What you have to do: The entries are to be repeated exactly, with all pictures omitted.

Supplied data:

--------------------

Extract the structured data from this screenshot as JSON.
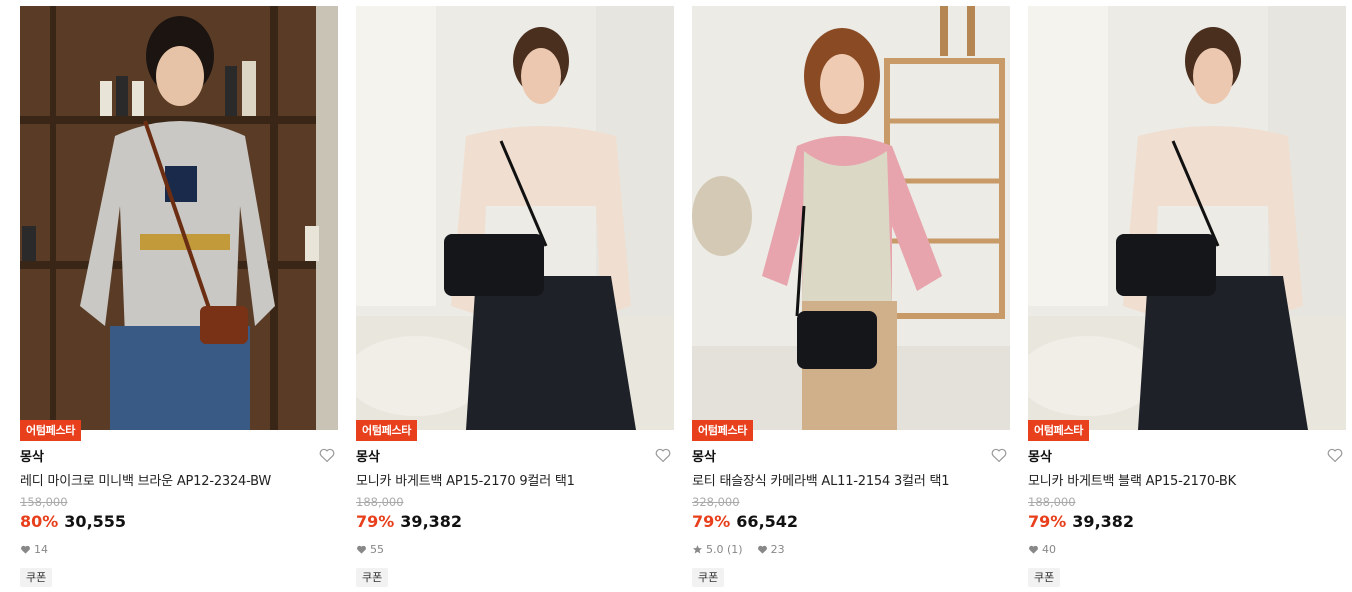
{
  "products": [
    {
      "badge": "어텀페스타",
      "brand": "몽삭",
      "name": "레디 마이크로 미니백 브라운 AP12-2324-BW",
      "original_price": "158,000",
      "discount": "80%",
      "price": "30,555",
      "rating": "",
      "likes": "14",
      "coupon": "쿠폰",
      "image_icon": "product-photo"
    },
    {
      "badge": "어텀페스타",
      "brand": "몽삭",
      "name": "모니카 바게트백 AP15-2170 9컬러 택1",
      "original_price": "188,000",
      "discount": "79%",
      "price": "39,382",
      "rating": "",
      "likes": "55",
      "coupon": "쿠폰",
      "image_icon": "product-photo"
    },
    {
      "badge": "어텀페스타",
      "brand": "몽삭",
      "name": "로티 태슬장식 카메라백 AL11-2154 3컬러 택1",
      "original_price": "328,000",
      "discount": "79%",
      "price": "66,542",
      "rating": "5.0 (1)",
      "likes": "23",
      "coupon": "쿠폰",
      "image_icon": "product-photo"
    },
    {
      "badge": "어텀페스타",
      "brand": "몽삭",
      "name": "모니카 바게트백 블랙 AP15-2170-BK",
      "original_price": "188,000",
      "discount": "79%",
      "price": "39,382",
      "rating": "",
      "likes": "40",
      "coupon": "쿠폰",
      "image_icon": "product-photo"
    }
  ],
  "colors": {
    "accent": "#e8401c",
    "text": "#111111",
    "muted": "#888888"
  }
}
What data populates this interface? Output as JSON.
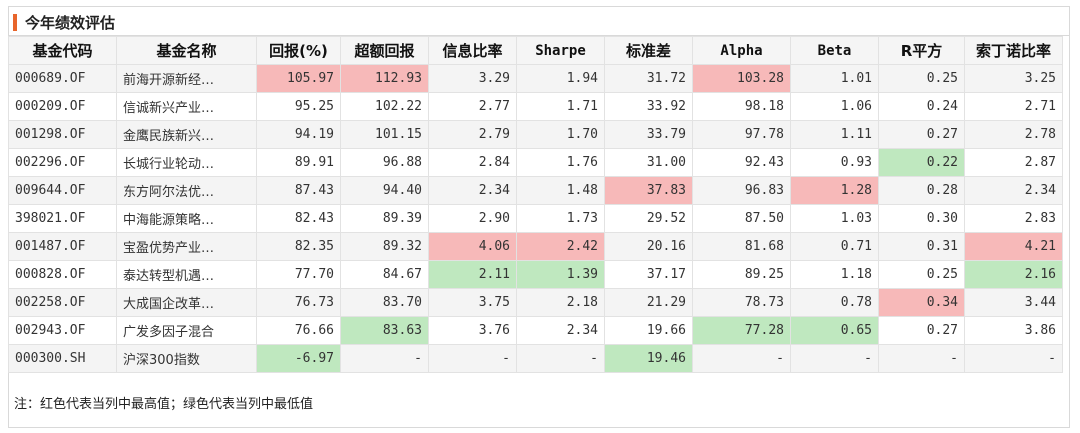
{
  "title": "今年绩效评估",
  "note": "注：红色代表当列中最高值；绿色代表当列中最低值",
  "colors": {
    "accent": "#e8652b",
    "highest": "#f7b9b9",
    "lowest": "#bfe8bf"
  },
  "headers": [
    "基金代码",
    "基金名称",
    "回报(%)",
    "超额回报",
    "信息比率",
    "Sharpe",
    "标准差",
    "Alpha",
    "Beta",
    "R平方",
    "索丁诺比率"
  ],
  "rows": [
    {
      "code": "000689.OF",
      "name": "前海开源新经…",
      "values": [
        "105.97",
        "112.93",
        "3.29",
        "1.94",
        "31.72",
        "103.28",
        "1.01",
        "0.25",
        "3.25"
      ],
      "marks": [
        "hi",
        "hi",
        "",
        "",
        "",
        "hi",
        "",
        "",
        ""
      ]
    },
    {
      "code": "000209.OF",
      "name": "信诚新兴产业…",
      "values": [
        "95.25",
        "102.22",
        "2.77",
        "1.71",
        "33.92",
        "98.18",
        "1.06",
        "0.24",
        "2.71"
      ],
      "marks": [
        "",
        "",
        "",
        "",
        "",
        "",
        "",
        "",
        ""
      ]
    },
    {
      "code": "001298.OF",
      "name": "金鹰民族新兴…",
      "values": [
        "94.19",
        "101.15",
        "2.79",
        "1.70",
        "33.79",
        "97.78",
        "1.11",
        "0.27",
        "2.78"
      ],
      "marks": [
        "",
        "",
        "",
        "",
        "",
        "",
        "",
        "",
        ""
      ]
    },
    {
      "code": "002296.OF",
      "name": "长城行业轮动…",
      "values": [
        "89.91",
        "96.88",
        "2.84",
        "1.76",
        "31.00",
        "92.43",
        "0.93",
        "0.22",
        "2.87"
      ],
      "marks": [
        "",
        "",
        "",
        "",
        "",
        "",
        "",
        "lo",
        ""
      ]
    },
    {
      "code": "009644.OF",
      "name": "东方阿尔法优…",
      "values": [
        "87.43",
        "94.40",
        "2.34",
        "1.48",
        "37.83",
        "96.83",
        "1.28",
        "0.28",
        "2.34"
      ],
      "marks": [
        "",
        "",
        "",
        "",
        "hi",
        "",
        "hi",
        "",
        ""
      ]
    },
    {
      "code": "398021.OF",
      "name": "中海能源策略…",
      "values": [
        "82.43",
        "89.39",
        "2.90",
        "1.73",
        "29.52",
        "87.50",
        "1.03",
        "0.30",
        "2.83"
      ],
      "marks": [
        "",
        "",
        "",
        "",
        "",
        "",
        "",
        "",
        ""
      ]
    },
    {
      "code": "001487.OF",
      "name": "宝盈优势产业…",
      "values": [
        "82.35",
        "89.32",
        "4.06",
        "2.42",
        "20.16",
        "81.68",
        "0.71",
        "0.31",
        "4.21"
      ],
      "marks": [
        "",
        "",
        "hi",
        "hi",
        "",
        "",
        "",
        "",
        "hi"
      ]
    },
    {
      "code": "000828.OF",
      "name": "泰达转型机遇…",
      "values": [
        "77.70",
        "84.67",
        "2.11",
        "1.39",
        "37.17",
        "89.25",
        "1.18",
        "0.25",
        "2.16"
      ],
      "marks": [
        "",
        "",
        "lo",
        "lo",
        "",
        "",
        "",
        "",
        "lo"
      ]
    },
    {
      "code": "002258.OF",
      "name": "大成国企改革…",
      "values": [
        "76.73",
        "83.70",
        "3.75",
        "2.18",
        "21.29",
        "78.73",
        "0.78",
        "0.34",
        "3.44"
      ],
      "marks": [
        "",
        "",
        "",
        "",
        "",
        "",
        "",
        "hi",
        ""
      ]
    },
    {
      "code": "002943.OF",
      "name": "广发多因子混合",
      "values": [
        "76.66",
        "83.63",
        "3.76",
        "2.34",
        "19.66",
        "77.28",
        "0.65",
        "0.27",
        "3.86"
      ],
      "marks": [
        "",
        "lo",
        "",
        "",
        "",
        "lo",
        "lo",
        "",
        ""
      ]
    },
    {
      "code": "000300.SH",
      "name": "沪深300指数",
      "values": [
        "-6.97",
        "-",
        "-",
        "-",
        "19.46",
        "-",
        "-",
        "-",
        "-"
      ],
      "marks": [
        "lo",
        "",
        "",
        "",
        "lo",
        "",
        "",
        "",
        ""
      ]
    }
  ]
}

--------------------

Response for this exercise:
Extract the structured data from this screenshot as JSON.
{
  "products": [
    {
      "badge": "어텀페스타",
      "brand": "몽삭",
      "name": "레디 마이크로 미니백 브라운 AP12-2324-BW",
      "original_price": "158,000",
      "discount": "80%",
      "price": "30,555",
      "rating": "",
      "likes": "14",
      "coupon": "쿠폰",
      "image_icon": "product-photo"
    },
    {
      "badge": "어텀페스타",
      "brand": "몽삭",
      "name": "모니카 바게트백 AP15-2170 9컬러 택1",
      "original_price": "188,000",
      "discount": "79%",
      "price": "39,382",
      "rating": "",
      "likes": "55",
      "coupon": "쿠폰",
      "image_icon": "product-photo"
    },
    {
      "badge": "어텀페스타",
      "brand": "몽삭",
      "name": "로티 태슬장식 카메라백 AL11-2154 3컬러 택1",
      "original_price": "328,000",
      "discount": "79%",
      "price": "66,542",
      "rating": "5.0 (1)",
      "likes": "23",
      "coupon": "쿠폰",
      "image_icon": "product-photo"
    },
    {
      "badge": "어텀페스타",
      "brand": "몽삭",
      "name": "모니카 바게트백 블랙 AP15-2170-BK",
      "original_price": "188,000",
      "discount": "79%",
      "price": "39,382",
      "rating": "",
      "likes": "40",
      "coupon": "쿠폰",
      "image_icon": "product-photo"
    }
  ],
  "colors": {
    "accent": "#e8401c",
    "text": "#111111",
    "muted": "#888888"
  }
}
What data populates this interface? Output as JSON.
{
  "title": "今年绩效评估",
  "note": "注：红色代表当列中最高值；绿色代表当列中最低值",
  "colors": {
    "accent": "#e8652b",
    "highest": "#f7b9b9",
    "lowest": "#bfe8bf"
  },
  "headers": [
    "基金代码",
    "基金名称",
    "回报(%)",
    "超额回报",
    "信息比率",
    "Sharpe",
    "标准差",
    "Alpha",
    "Beta",
    "R平方",
    "索丁诺比率"
  ],
  "rows": [
    {
      "code": "000689.OF",
      "name": "前海开源新经…",
      "values": [
        "105.97",
        "112.93",
        "3.29",
        "1.94",
        "31.72",
        "103.28",
        "1.01",
        "0.25",
        "3.25"
      ],
      "marks": [
        "hi",
        "hi",
        "",
        "",
        "",
        "hi",
        "",
        "",
        ""
      ]
    },
    {
      "code": "000209.OF",
      "name": "信诚新兴产业…",
      "values": [
        "95.25",
        "102.22",
        "2.77",
        "1.71",
        "33.92",
        "98.18",
        "1.06",
        "0.24",
        "2.71"
      ],
      "marks": [
        "",
        "",
        "",
        "",
        "",
        "",
        "",
        "",
        ""
      ]
    },
    {
      "code": "001298.OF",
      "name": "金鹰民族新兴…",
      "values": [
        "94.19",
        "101.15",
        "2.79",
        "1.70",
        "33.79",
        "97.78",
        "1.11",
        "0.27",
        "2.78"
      ],
      "marks": [
        "",
        "",
        "",
        "",
        "",
        "",
        "",
        "",
        ""
      ]
    },
    {
      "code": "002296.OF",
      "name": "长城行业轮动…",
      "values": [
        "89.91",
        "96.88",
        "2.84",
        "1.76",
        "31.00",
        "92.43",
        "0.93",
        "0.22",
        "2.87"
      ],
      "marks": [
        "",
        "",
        "",
        "",
        "",
        "",
        "",
        "lo",
        ""
      ]
    },
    {
      "code": "009644.OF",
      "name": "东方阿尔法优…",
      "values": [
        "87.43",
        "94.40",
        "2.34",
        "1.48",
        "37.83",
        "96.83",
        "1.28",
        "0.28",
        "2.34"
      ],
      "marks": [
        "",
        "",
        "",
        "",
        "hi",
        "",
        "hi",
        "",
        ""
      ]
    },
    {
      "code": "398021.OF",
      "name": "中海能源策略…",
      "values": [
        "82.43",
        "89.39",
        "2.90",
        "1.73",
        "29.52",
        "87.50",
        "1.03",
        "0.30",
        "2.83"
      ],
      "marks": [
        "",
        "",
        "",
        "",
        "",
        "",
        "",
        "",
        ""
      ]
    },
    {
      "code": "001487.OF",
      "name": "宝盈优势产业…",
      "values": [
        "82.35",
        "89.32",
        "4.06",
        "2.42",
        "20.16",
        "81.68",
        "0.71",
        "0.31",
        "4.21"
      ],
      "marks": [
        "",
        "",
        "hi",
        "hi",
        "",
        "",
        "",
        "",
        "hi"
      ]
    },
    {
      "code": "000828.OF",
      "name": "泰达转型机遇…",
      "values": [
        "77.70",
        "84.67",
        "2.11",
        "1.39",
        "37.17",
        "89.25",
        "1.18",
        "0.25",
        "2.16"
      ],
      "marks": [
        "",
        "",
        "lo",
        "lo",
        "",
        "",
        "",
        "",
        "lo"
      ]
    },
    {
      "code": "002258.OF",
      "name": "大成国企改革…",
      "values": [
        "76.73",
        "83.70",
        "3.75",
        "2.18",
        "21.29",
        "78.73",
        "0.78",
        "0.34",
        "3.44"
      ],
      "marks": [
        "",
        "",
        "",
        "",
        "",
        "",
        "",
        "hi",
        ""
      ]
    },
    {
      "code": "002943.OF",
      "name": "广发多因子混合",
      "values": [
        "76.66",
        "83.63",
        "3.76",
        "2.34",
        "19.66",
        "77.28",
        "0.65",
        "0.27",
        "3.86"
      ],
      "marks": [
        "",
        "lo",
        "",
        "",
        "",
        "lo",
        "lo",
        "",
        ""
      ]
    },
    {
      "code": "000300.SH",
      "name": "沪深300指数",
      "values": [
        "-6.97",
        "-",
        "-",
        "-",
        "19.46",
        "-",
        "-",
        "-",
        "-"
      ],
      "marks": [
        "lo",
        "",
        "",
        "",
        "lo",
        "",
        "",
        "",
        ""
      ]
    }
  ]
}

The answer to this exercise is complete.